**WHAT TO DO**.
Look through the material below and count the lines that hold "simourdesign". Give that number by itself.

**EXERCISE INPUTS**.
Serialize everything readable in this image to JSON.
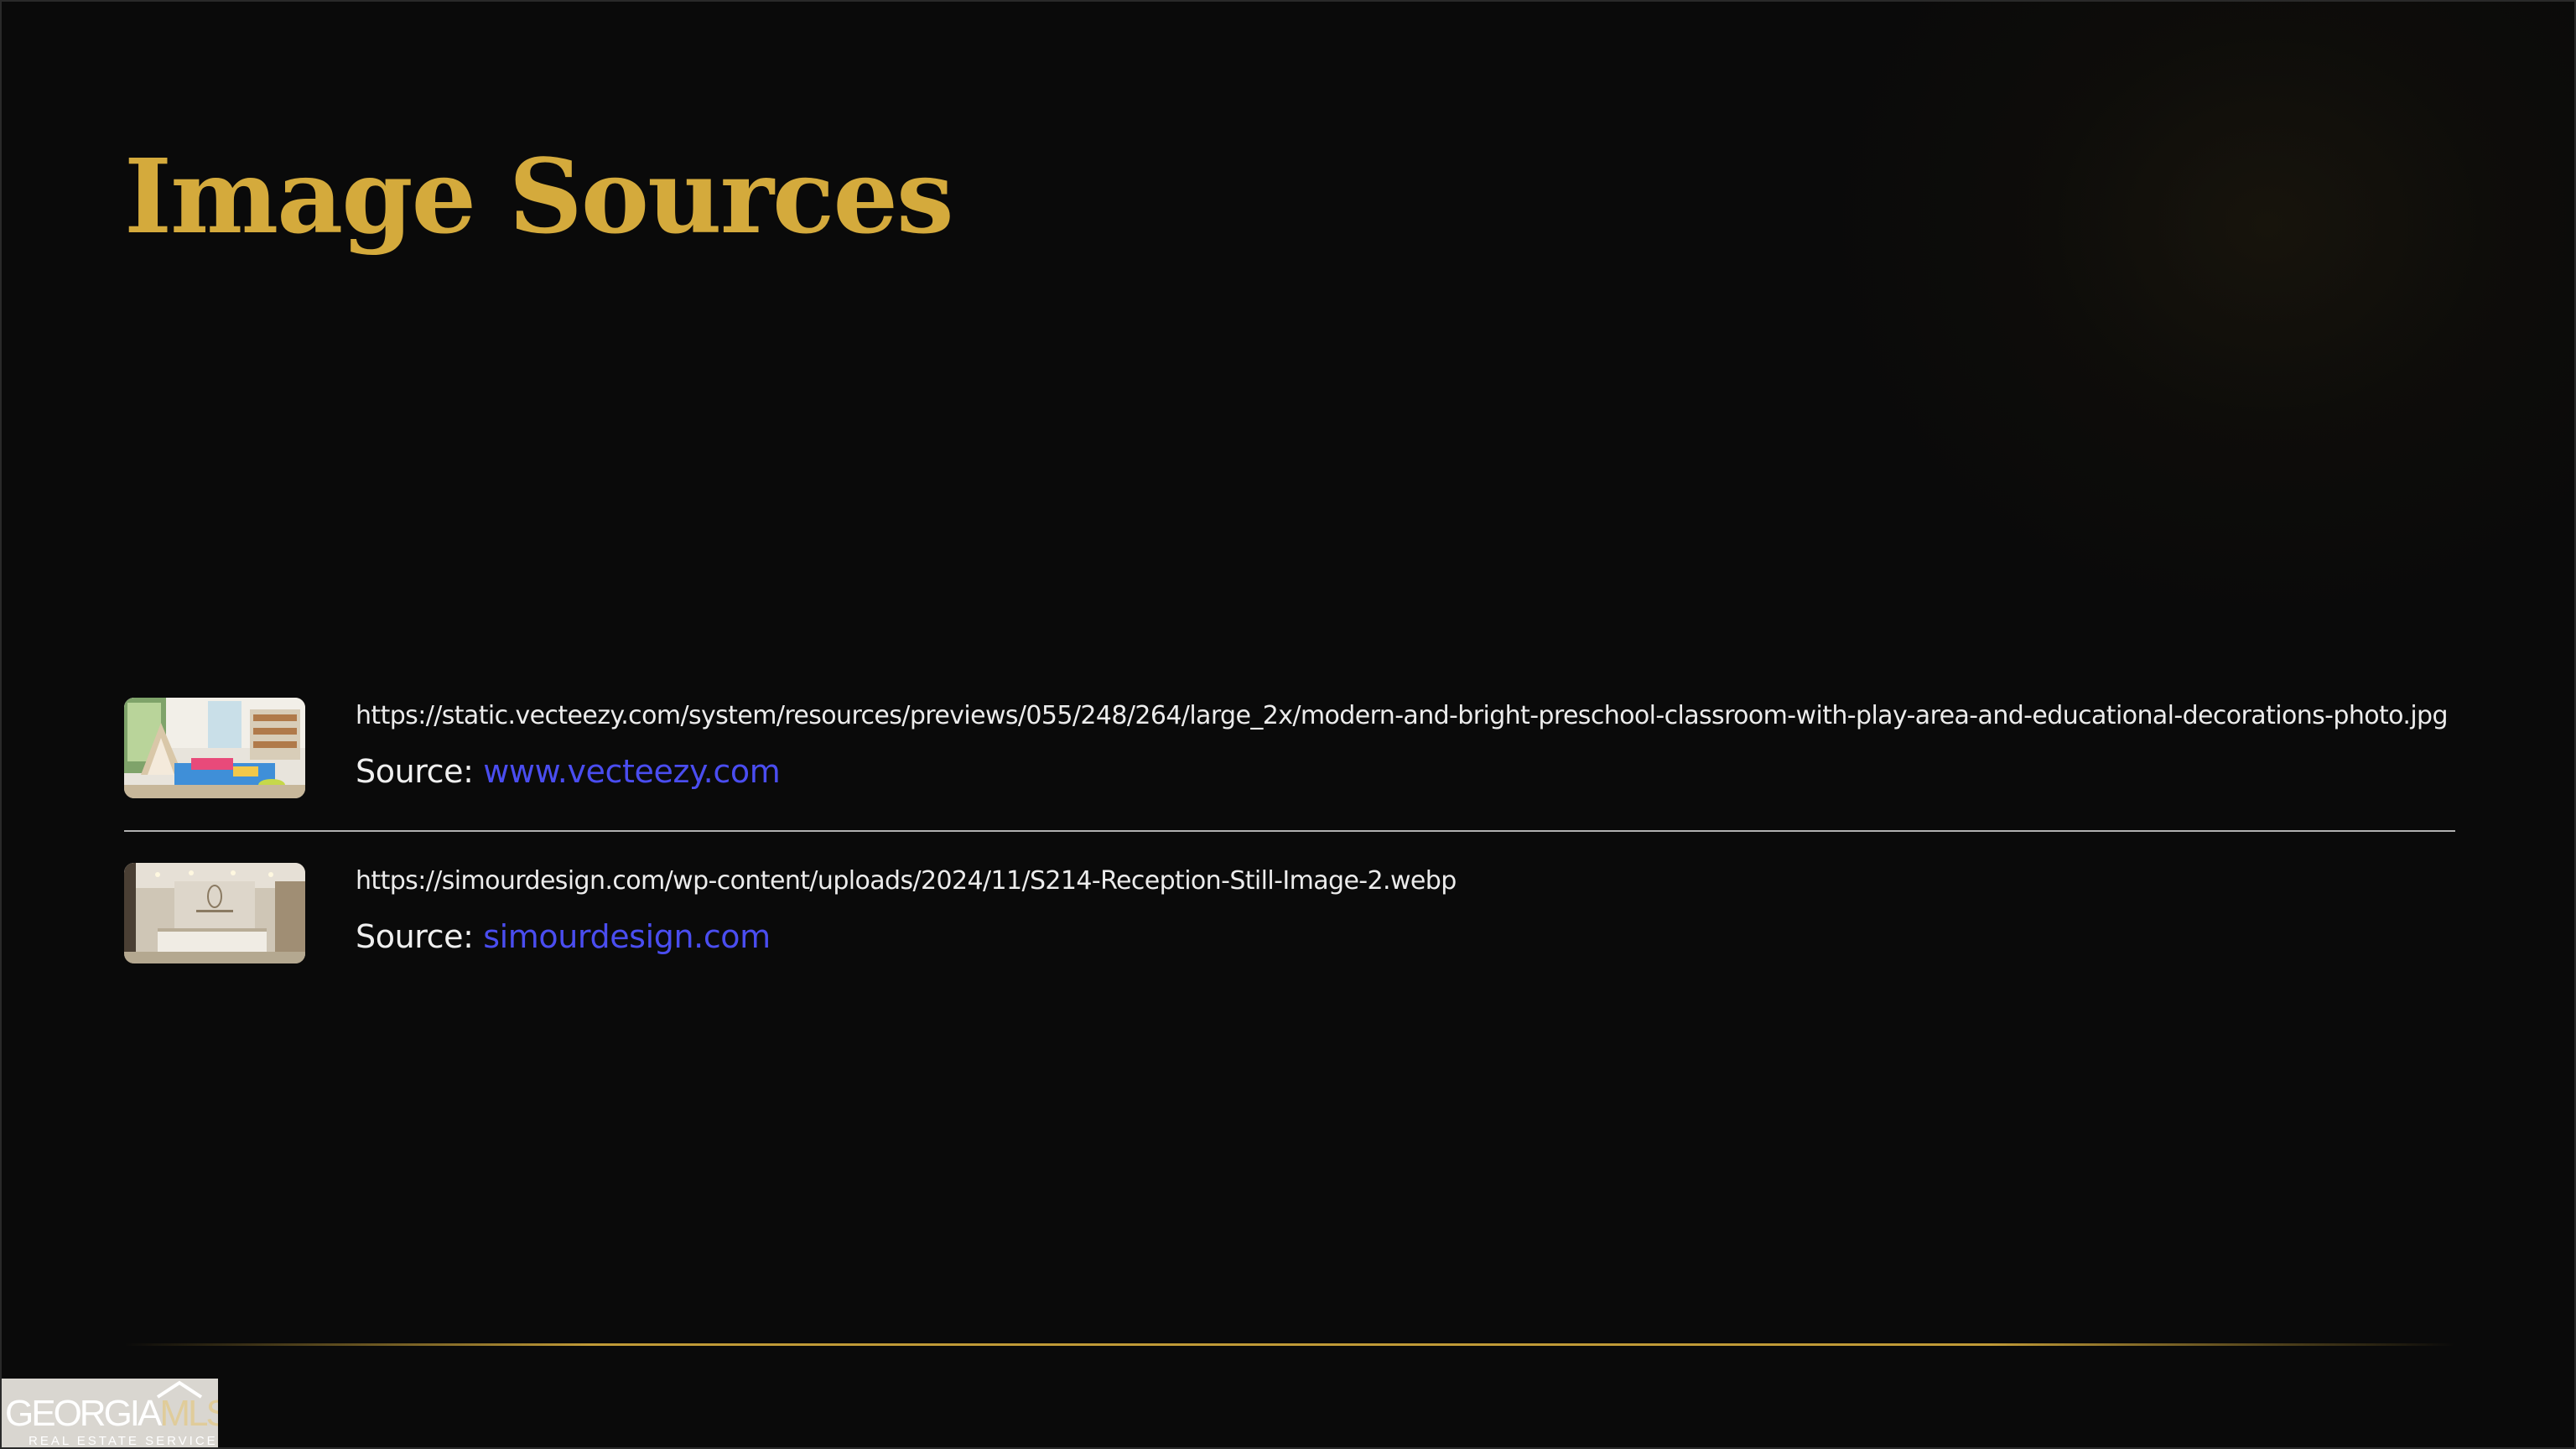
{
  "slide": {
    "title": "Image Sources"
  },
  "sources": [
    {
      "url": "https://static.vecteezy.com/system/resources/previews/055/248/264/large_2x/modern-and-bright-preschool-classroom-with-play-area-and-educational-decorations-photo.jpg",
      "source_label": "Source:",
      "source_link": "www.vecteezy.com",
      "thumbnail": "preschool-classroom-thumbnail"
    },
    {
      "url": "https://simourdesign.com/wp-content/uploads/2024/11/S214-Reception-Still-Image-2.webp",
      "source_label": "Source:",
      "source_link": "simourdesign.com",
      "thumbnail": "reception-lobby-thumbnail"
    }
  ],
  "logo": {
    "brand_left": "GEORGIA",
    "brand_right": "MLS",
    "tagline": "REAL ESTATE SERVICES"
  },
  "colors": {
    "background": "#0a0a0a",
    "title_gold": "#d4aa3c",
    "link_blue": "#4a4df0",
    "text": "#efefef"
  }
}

**EXPECTED ANSWER**.
2